[[ Data for this task open ]]
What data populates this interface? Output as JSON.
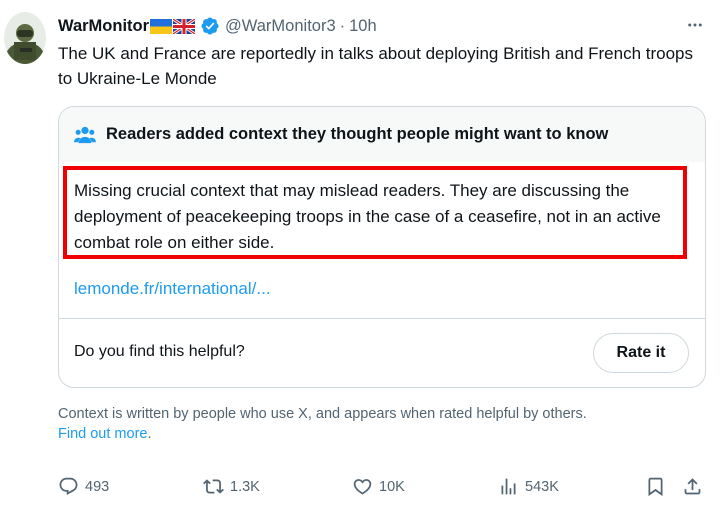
{
  "tweet": {
    "author_name": "WarMonitor",
    "flags": [
      "ukraine-flag",
      "uk-flag"
    ],
    "handle": "@WarMonitor3",
    "separator": "·",
    "time": "10h",
    "text": "The UK and France are reportedly in talks about deploying British and French troops to Ukraine-Le Monde"
  },
  "community_note": {
    "header": "Readers added context they thought people might want to know",
    "body": "Missing crucial context that may mislead readers. They are discussing the deployment of peacekeeping troops in the case of a ceasefire, not in an active combat role on either side.",
    "link": "lemonde.fr/international/...",
    "question": "Do you find this helpful?",
    "rate_button": "Rate it",
    "highlight_color": "#f00000"
  },
  "disclaimer": {
    "text": "Context is written by people who use X, and appears when rated helpful by others.",
    "link": "Find out more",
    "after_link": "."
  },
  "actions": {
    "replies": "493",
    "reposts": "1.3K",
    "likes": "10K",
    "views": "543K"
  },
  "colors": {
    "accent": "#1d9bf0",
    "secondary_text": "#536471",
    "border": "#cfd9de"
  }
}
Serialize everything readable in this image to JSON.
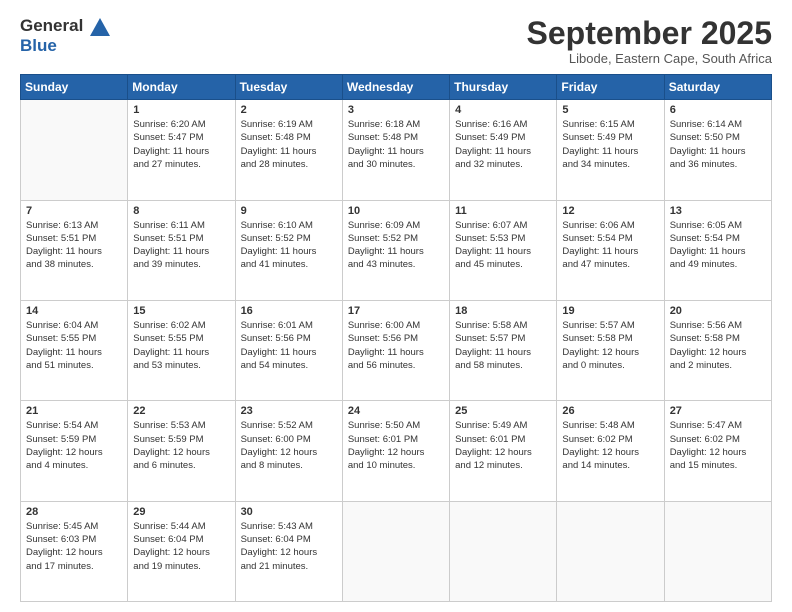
{
  "logo": {
    "line1": "General",
    "line2": "Blue"
  },
  "title": "September 2025",
  "location": "Libode, Eastern Cape, South Africa",
  "days_header": [
    "Sunday",
    "Monday",
    "Tuesday",
    "Wednesday",
    "Thursday",
    "Friday",
    "Saturday"
  ],
  "weeks": [
    [
      {
        "day": "",
        "info": ""
      },
      {
        "day": "1",
        "info": "Sunrise: 6:20 AM\nSunset: 5:47 PM\nDaylight: 11 hours\nand 27 minutes."
      },
      {
        "day": "2",
        "info": "Sunrise: 6:19 AM\nSunset: 5:48 PM\nDaylight: 11 hours\nand 28 minutes."
      },
      {
        "day": "3",
        "info": "Sunrise: 6:18 AM\nSunset: 5:48 PM\nDaylight: 11 hours\nand 30 minutes."
      },
      {
        "day": "4",
        "info": "Sunrise: 6:16 AM\nSunset: 5:49 PM\nDaylight: 11 hours\nand 32 minutes."
      },
      {
        "day": "5",
        "info": "Sunrise: 6:15 AM\nSunset: 5:49 PM\nDaylight: 11 hours\nand 34 minutes."
      },
      {
        "day": "6",
        "info": "Sunrise: 6:14 AM\nSunset: 5:50 PM\nDaylight: 11 hours\nand 36 minutes."
      }
    ],
    [
      {
        "day": "7",
        "info": "Sunrise: 6:13 AM\nSunset: 5:51 PM\nDaylight: 11 hours\nand 38 minutes."
      },
      {
        "day": "8",
        "info": "Sunrise: 6:11 AM\nSunset: 5:51 PM\nDaylight: 11 hours\nand 39 minutes."
      },
      {
        "day": "9",
        "info": "Sunrise: 6:10 AM\nSunset: 5:52 PM\nDaylight: 11 hours\nand 41 minutes."
      },
      {
        "day": "10",
        "info": "Sunrise: 6:09 AM\nSunset: 5:52 PM\nDaylight: 11 hours\nand 43 minutes."
      },
      {
        "day": "11",
        "info": "Sunrise: 6:07 AM\nSunset: 5:53 PM\nDaylight: 11 hours\nand 45 minutes."
      },
      {
        "day": "12",
        "info": "Sunrise: 6:06 AM\nSunset: 5:54 PM\nDaylight: 11 hours\nand 47 minutes."
      },
      {
        "day": "13",
        "info": "Sunrise: 6:05 AM\nSunset: 5:54 PM\nDaylight: 11 hours\nand 49 minutes."
      }
    ],
    [
      {
        "day": "14",
        "info": "Sunrise: 6:04 AM\nSunset: 5:55 PM\nDaylight: 11 hours\nand 51 minutes."
      },
      {
        "day": "15",
        "info": "Sunrise: 6:02 AM\nSunset: 5:55 PM\nDaylight: 11 hours\nand 53 minutes."
      },
      {
        "day": "16",
        "info": "Sunrise: 6:01 AM\nSunset: 5:56 PM\nDaylight: 11 hours\nand 54 minutes."
      },
      {
        "day": "17",
        "info": "Sunrise: 6:00 AM\nSunset: 5:56 PM\nDaylight: 11 hours\nand 56 minutes."
      },
      {
        "day": "18",
        "info": "Sunrise: 5:58 AM\nSunset: 5:57 PM\nDaylight: 11 hours\nand 58 minutes."
      },
      {
        "day": "19",
        "info": "Sunrise: 5:57 AM\nSunset: 5:58 PM\nDaylight: 12 hours\nand 0 minutes."
      },
      {
        "day": "20",
        "info": "Sunrise: 5:56 AM\nSunset: 5:58 PM\nDaylight: 12 hours\nand 2 minutes."
      }
    ],
    [
      {
        "day": "21",
        "info": "Sunrise: 5:54 AM\nSunset: 5:59 PM\nDaylight: 12 hours\nand 4 minutes."
      },
      {
        "day": "22",
        "info": "Sunrise: 5:53 AM\nSunset: 5:59 PM\nDaylight: 12 hours\nand 6 minutes."
      },
      {
        "day": "23",
        "info": "Sunrise: 5:52 AM\nSunset: 6:00 PM\nDaylight: 12 hours\nand 8 minutes."
      },
      {
        "day": "24",
        "info": "Sunrise: 5:50 AM\nSunset: 6:01 PM\nDaylight: 12 hours\nand 10 minutes."
      },
      {
        "day": "25",
        "info": "Sunrise: 5:49 AM\nSunset: 6:01 PM\nDaylight: 12 hours\nand 12 minutes."
      },
      {
        "day": "26",
        "info": "Sunrise: 5:48 AM\nSunset: 6:02 PM\nDaylight: 12 hours\nand 14 minutes."
      },
      {
        "day": "27",
        "info": "Sunrise: 5:47 AM\nSunset: 6:02 PM\nDaylight: 12 hours\nand 15 minutes."
      }
    ],
    [
      {
        "day": "28",
        "info": "Sunrise: 5:45 AM\nSunset: 6:03 PM\nDaylight: 12 hours\nand 17 minutes."
      },
      {
        "day": "29",
        "info": "Sunrise: 5:44 AM\nSunset: 6:04 PM\nDaylight: 12 hours\nand 19 minutes."
      },
      {
        "day": "30",
        "info": "Sunrise: 5:43 AM\nSunset: 6:04 PM\nDaylight: 12 hours\nand 21 minutes."
      },
      {
        "day": "",
        "info": ""
      },
      {
        "day": "",
        "info": ""
      },
      {
        "day": "",
        "info": ""
      },
      {
        "day": "",
        "info": ""
      }
    ]
  ]
}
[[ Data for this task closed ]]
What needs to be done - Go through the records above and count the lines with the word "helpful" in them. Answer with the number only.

Exercise answer - 2